Earlier this year, security staff from the University of Maryland Medical Center (UMMC) in Baltimore left a patient, wearing only a hospital gown and socks, at a bus stop in the freezing cold after she had visited the emergency room. After video of the woman in distress, taken by a doctor who happened to be walking by, was shared widely on social media, UMMC was heavily criticized for failing to provide compassionate care by engaging in a practice widely known as “patient dumping.” The investigation by the Centers for Medicare & Medicaid Services cited the hospital for several failures.
In June, El Camino Hospital in California also came under fire when a video of patient mistreatment went viral. This one showed an ER doctor mocking a patient having an anxiety attack. In a written statement, the hospital’s chief executive called the doctor’s demeanor “unprofessional” and “not the standard we require of all who provide care.” The doctor was removed from the work schedule pending further investigation, and apologies were offered to the patient.
Even in healthcare, most crises can be anticipated and planned for so that small situations are managed effectively and do not spiral out of control. Here are five recommendations to ensure a hospital is crisis-ready:

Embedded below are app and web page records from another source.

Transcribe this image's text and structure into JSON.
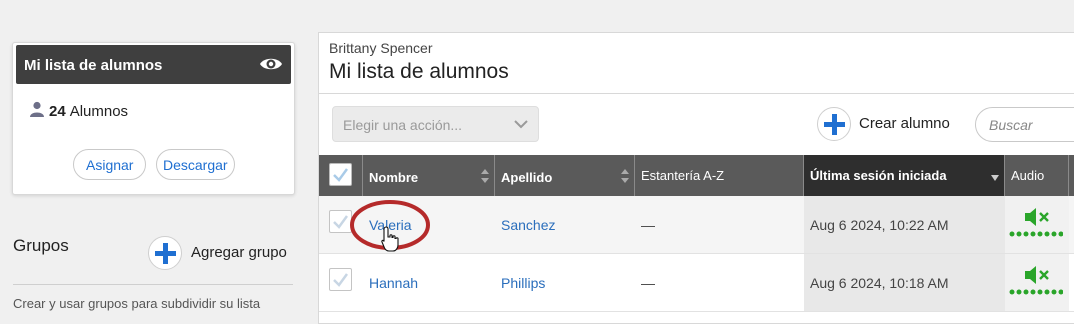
{
  "sidebar": {
    "roster_card": {
      "title": "Mi lista de alumnos",
      "student_count": "24",
      "student_label": "Alumnos",
      "assign_label": "Asignar",
      "download_label": "Descargar"
    },
    "groups": {
      "title": "Grupos",
      "add_label": "Agregar grupo",
      "description": "Crear y usar grupos para subdividir su lista"
    }
  },
  "main": {
    "teacher_name": "Brittany Spencer",
    "title": "Mi lista de alumnos",
    "action_placeholder": "Elegir una acción...",
    "create_label": "Crear alumno",
    "search_placeholder": "Buscar",
    "table": {
      "headers": {
        "first_name": "Nombre",
        "last_name": "Apellido",
        "shelf": "Estantería A-Z",
        "last_login": "Última sesión iniciada",
        "audio": "Audio"
      },
      "rows": [
        {
          "first_name": "Valeria",
          "last_name": "Sanchez",
          "shelf": "—",
          "last_login": "Aug 6 2024, 10:22 AM",
          "audio": "muted"
        },
        {
          "first_name": "Hannah",
          "last_name": "Phillips",
          "shelf": "—",
          "last_login": "Aug 6 2024, 10:18 AM",
          "audio": "muted"
        }
      ]
    }
  },
  "colors": {
    "accent_blue": "#1f6fd1",
    "link_blue": "#2a6ebc",
    "audio_green": "#2aa52a",
    "annotation_red": "#b52a2a",
    "header_dark": "#3f3f3f"
  }
}
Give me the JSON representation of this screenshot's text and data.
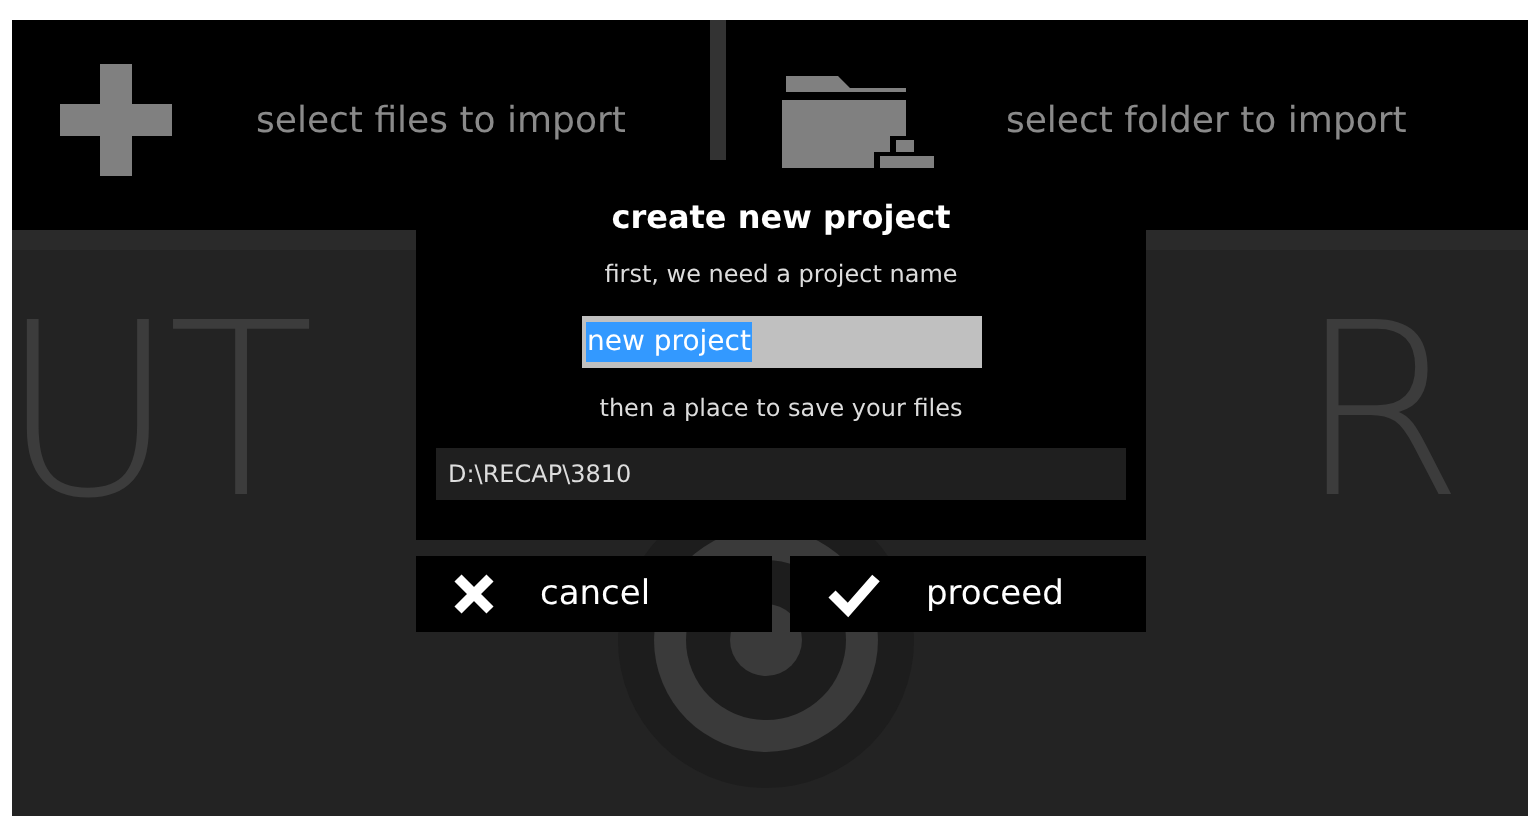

- Assess vulnerabilities. News programs including 60 Minutes have investigated “patient dumping” and yet UMMC was seemingly still engaging in this inexcusable and inhumane practice. The hospital should have had clear procedures for discharging patients with no known address. Communications staff should work with HR and legal to ensure that everyone delivering care understands patient dumping is completely unacceptable and, in that vein, to take an objective look at all areas where the institution may be vulnerable and at risk.
- Proper training. Often, we think crises originate outside our organizations. It would be easy to blame social media for the two crises discussed earlier in this blog. However, both of these incidents were triggered by staff conducting themselves in a way that was inconsistent with the hospitals’ mission and standards of care. While the general public, media and regulators are critical stakeholders, patients and employees are the most important audiences. It’s not just about having the right protocols in place; clear expectations must be communicated to staff.
- Define the crisis team. Identify key roles and assign responsibilities. Ensure every role has a backup in case that person is unavailable when a crisis strikes. Remember: highly sensitive issues demand senior level attention. Also, identify experienced communicators who really know how to listen to and monitor social media and who know what steps to take if accusations start flying.
- Develop a crisis communications plan. A communications plan should be a living document that can be regularly updated and adjusted as personnel and other factors change. Develop clear communications procedures for crises the organization is most likely to face and map out how to respond — across audiences and platforms including social media. Having at-the-ready holding statements for a wide variety of scenarios will provide organizations with easily adaptable language for a specific incident/issue. This forward-thinking approach can make the difference between responding to media inquiries within an hour or two as opposed to a day, and after several news cycles have come and gone.
- Drill, drill, drill. Recent polls suggest that while 75% of organizations have some sort of crisis plan, the same percentage (75%) has low confidence in that plan’s effectiveness. Having a plan is just the first step. Being able to effectively execute against that framework is paramount. Remember, plans don’t work if they are gathering dust on a shelf. Hold annual table top exercises, run through likely crisis scenarios, use takeaways and adapt response plans. Update the plan annually; the phone tree quarterly.
For hospitals and those working in healthcare, it’s not a question of “if” but “when.” How leadership plans for/responds to a crisis will determine how quickly that organization bounces back and whether it sustains any long-term damage to its hard-earned reputation.